If your home-building or renovation plans include an efficient gas fireplace, take some time to plan the installation so that the fireplace can effectively contribute to your heating needs.
An efficient gas fireplace can lower a home's overall energy consumption and heating bills when located in a major living area where the heat has access to other parts of the house.
Install the fireplace in a part of the house where it will be visually attractive and where you and your family spend most of your time and will benefit the most from its warmth. This is usually on the main floor, in your family room, dining room, living room or kitchen.
The layout of your house will affect the fireplace's ability to provide heat to other areas of the house. If you are building a new home, consider a layout that focuses on the fireplace. An open design, where there are few walls to separate rooms on the main floor, will allow heat to move from the fireplace area to other rooms (see Figure 11). An accessible stairwell will also allow the heat to move upstairs (see Figure 12).
Figure 11 Open Design Concept with Direct-Vent Fireplace on Outside Wall
Efficient natural gas fireplaces can be an effective means of lowering heating costs and improving comfort levels in homes heated by electric baseboards. The baseboards in remote rooms can keep those areas at acceptable temperatures, effectively "zoning" the house, with the gas fireplace providing most of the ";comfort" heat for the rest of the home. A properly located and well-designed fireplace can meet over half the conventional-heating demands of a standard house while providing a visually appealing and comfortable atmosphere.
If your house's layout is such that the best location for a fireplace is against an outside wall, try to build the fireplace inside the house envelope. If this cannot be done, look for a fireplace with an insulated outer casing. Insulation is also important for a gas fireplace insert that is installed in an existing outside wall fireplace in order to eliminate direct heat loss from the fireplace through an outside wall.

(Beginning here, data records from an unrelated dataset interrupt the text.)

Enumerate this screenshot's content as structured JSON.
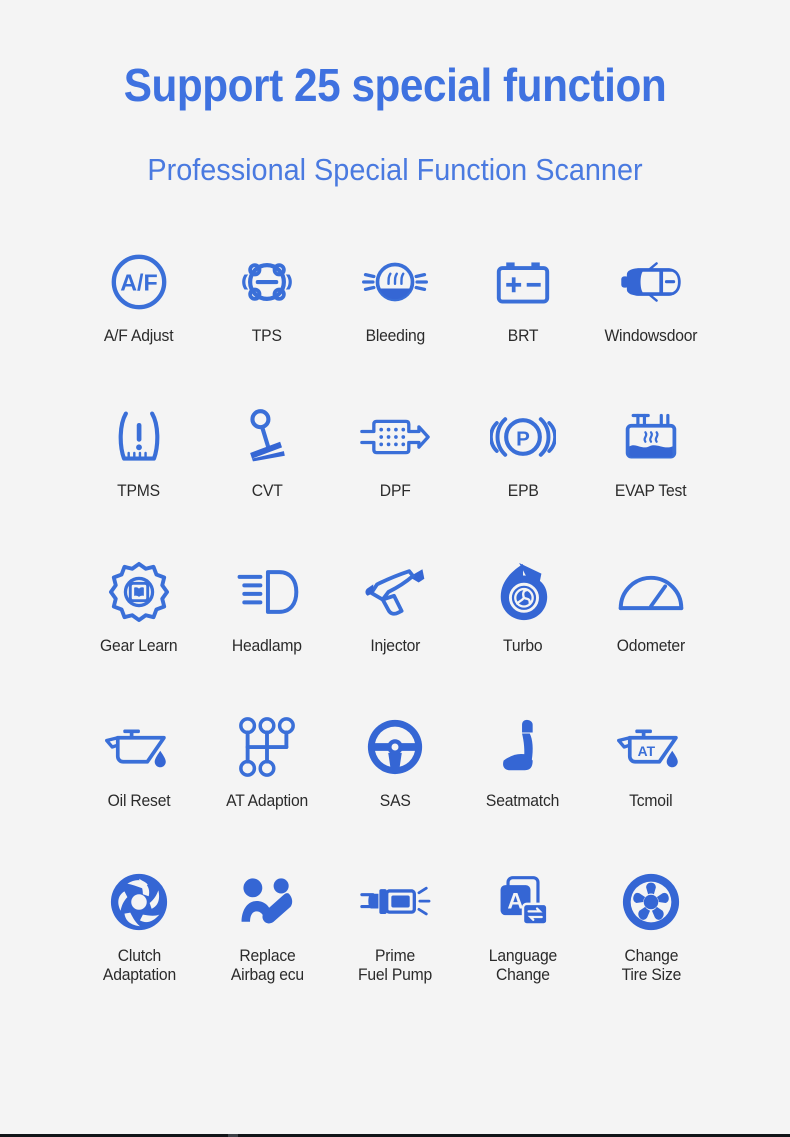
{
  "header": {
    "title": "Support 25 special function",
    "subtitle": "Professional Special Function Scanner"
  },
  "colors": {
    "background": "#f4f4f4",
    "title_blue": "#3f72e0",
    "subtitle_blue": "#4a7ae0",
    "icon_blue": "#3a6fd8",
    "icon_blue_dark": "#3566d4",
    "label_text": "#2b2b2b"
  },
  "functions": [
    {
      "label": "A/F Adjust",
      "icon": "af-adjust-icon"
    },
    {
      "label": "TPS",
      "icon": "tps-icon"
    },
    {
      "label": "Bleeding",
      "icon": "bleeding-icon"
    },
    {
      "label": "BRT",
      "icon": "brt-battery-icon"
    },
    {
      "label": "Windowsdoor",
      "icon": "windowsdoor-car-icon"
    },
    {
      "label": "TPMS",
      "icon": "tpms-tire-icon"
    },
    {
      "label": "CVT",
      "icon": "cvt-icon"
    },
    {
      "label": "DPF",
      "icon": "dpf-filter-icon"
    },
    {
      "label": "EPB",
      "icon": "epb-parking-brake-icon"
    },
    {
      "label": "EVAP Test",
      "icon": "evap-tank-icon"
    },
    {
      "label": "Gear Learn",
      "icon": "gear-learn-icon"
    },
    {
      "label": "Headlamp",
      "icon": "headlamp-icon"
    },
    {
      "label": "Injector",
      "icon": "injector-icon"
    },
    {
      "label": "Turbo",
      "icon": "turbo-icon"
    },
    {
      "label": "Odometer",
      "icon": "odometer-icon"
    },
    {
      "label": "Oil Reset",
      "icon": "oil-can-icon"
    },
    {
      "label": "AT Adaption",
      "icon": "at-adaption-shifter-icon"
    },
    {
      "label": "SAS",
      "icon": "steering-wheel-icon"
    },
    {
      "label": "Seatmatch",
      "icon": "car-seat-icon"
    },
    {
      "label": "Tcmoil",
      "icon": "at-oil-can-icon"
    },
    {
      "label": "Clutch\nAdaptation",
      "icon": "clutch-icon"
    },
    {
      "label": "Replace\nAirbag ecu",
      "icon": "airbag-icon"
    },
    {
      "label": "Prime\nFuel Pump",
      "icon": "fuel-pump-icon"
    },
    {
      "label": "Language\nChange",
      "icon": "language-change-icon"
    },
    {
      "label": "Change\nTire Size",
      "icon": "wheel-icon"
    }
  ]
}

Figure 12 Open House Design Showing Heated Air Circulation from Gas Fireplace
Another option to minimize heat loss is to locate the fireplace and chimney on an inside wall. By surrounding the vent with warm rather than cold air, you ensure better draft and reduce the chances of the house becoming a better chimney than the chimney itself (see sidebar on page 20).
If you must install a gas fireplace in the basement, a direct-vent unit is likely your best bet since it does not require a chimney. A direct-vent fireplace can be exhausted out the side wall of the house above the foundation, and it is sealed to prevent combustion exhaust spillage or the robbing of air for combustion from the furnace or water heater. Seriously consider insulating the basement before you install a fireplace there. As it will be more difficult to distribute heat, consider a low-input fireplace or a unit that can have ducts to transfer the heat elsewhere.

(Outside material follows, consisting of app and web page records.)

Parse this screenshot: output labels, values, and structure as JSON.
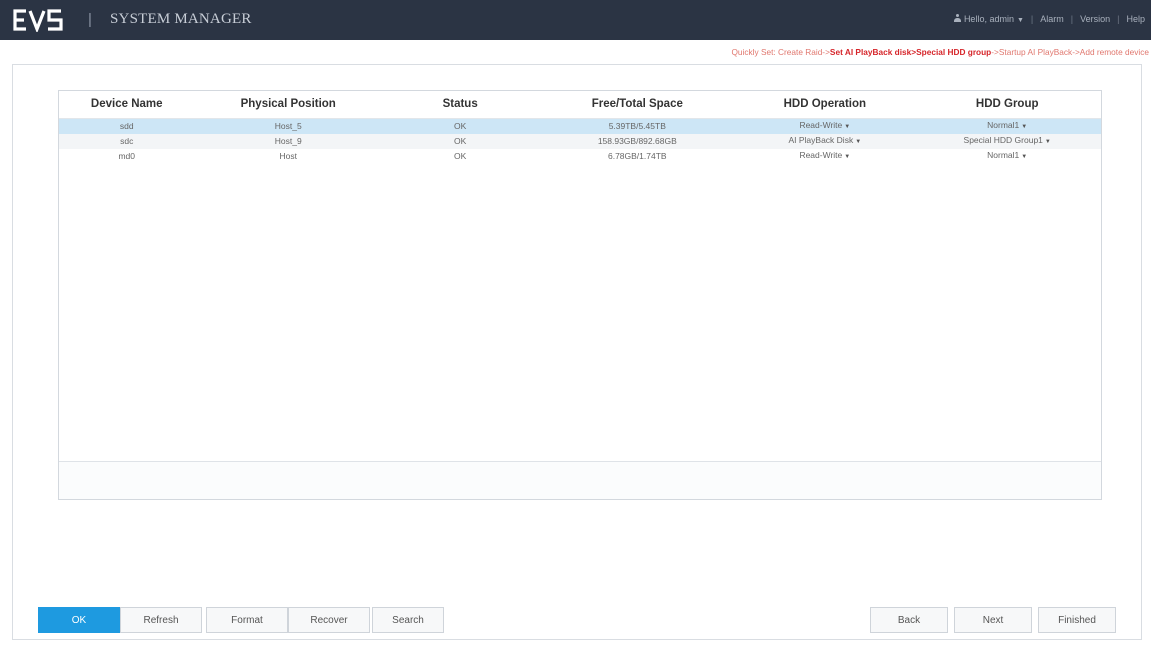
{
  "header": {
    "title": "SYSTEM MANAGER",
    "separator": "|",
    "greeting": "Hello, admin",
    "nav_sep": "|",
    "alarm": "Alarm",
    "version": "Version",
    "help": "Help"
  },
  "quickset": {
    "prefix": "Quickly Set: Create Raid->",
    "step_ai_playback": "Set AI PlayBack disk",
    "arrow": ">",
    "step_special_group": "Special HDD group",
    "suffix": "->Startup AI PlayBack->Add remote device"
  },
  "table": {
    "columns": [
      "Device Name",
      "Physical Position",
      "Status",
      "Free/Total Space",
      "HDD Operation",
      "HDD Group"
    ],
    "rows": [
      {
        "device": "sdd",
        "position": "Host_5",
        "status": "OK",
        "space": "5.39TB/5.45TB",
        "operation": "Read-Write",
        "group": "Normal1"
      },
      {
        "device": "sdc",
        "position": "Host_9",
        "status": "OK",
        "space": "158.93GB/892.68GB",
        "operation": "AI PlayBack Disk",
        "group": "Special HDD Group1"
      },
      {
        "device": "md0",
        "position": "Host",
        "status": "OK",
        "space": "6.78GB/1.74TB",
        "operation": "Read-Write",
        "group": "Normal1"
      }
    ]
  },
  "buttons": {
    "ok": "OK",
    "refresh": "Refresh",
    "format": "Format",
    "recover": "Recover",
    "search": "Search",
    "back": "Back",
    "next": "Next",
    "finished": "Finished"
  },
  "colors": {
    "topbar": "#2b3444",
    "accent": "#1e9ae0",
    "selected_row": "#cde6f6",
    "quickset_red": "#d6252a"
  }
}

An operating chimney is an enclosed column of warm air or gases surrounded by colder outside air. The warm air or gas in the chimney is more buoyant than the dense, cold outside air, so it rises, producing natural vertical draft in the system.
In the winter, your house is also an enclosed column of warm, buoyant air that creates its own form of draft. In effect, the warm air pushes upward, creating higher air pressure at the top of the house and lower pressure in the lower levels of the house.
When an unsealed (non-direct-vent) gas fireplace has been installed in a home that has a lower pressure than outside, the house can become a more effective chimney than the fireplace chimney itself – especially if the chimney is located on an outside wall. Rather than using the chimney to release combustion gases to the outdoors, air can be drawn back under negative pressure into the home through the chimney. This reverse flow of air can cause spillage of combustion gases from a fireplace or other combustion appliances into the home, creating hazardous indoor air-quality problems.
Source: Natural Resources Canada (NRCan) - Office of Energy Efficiency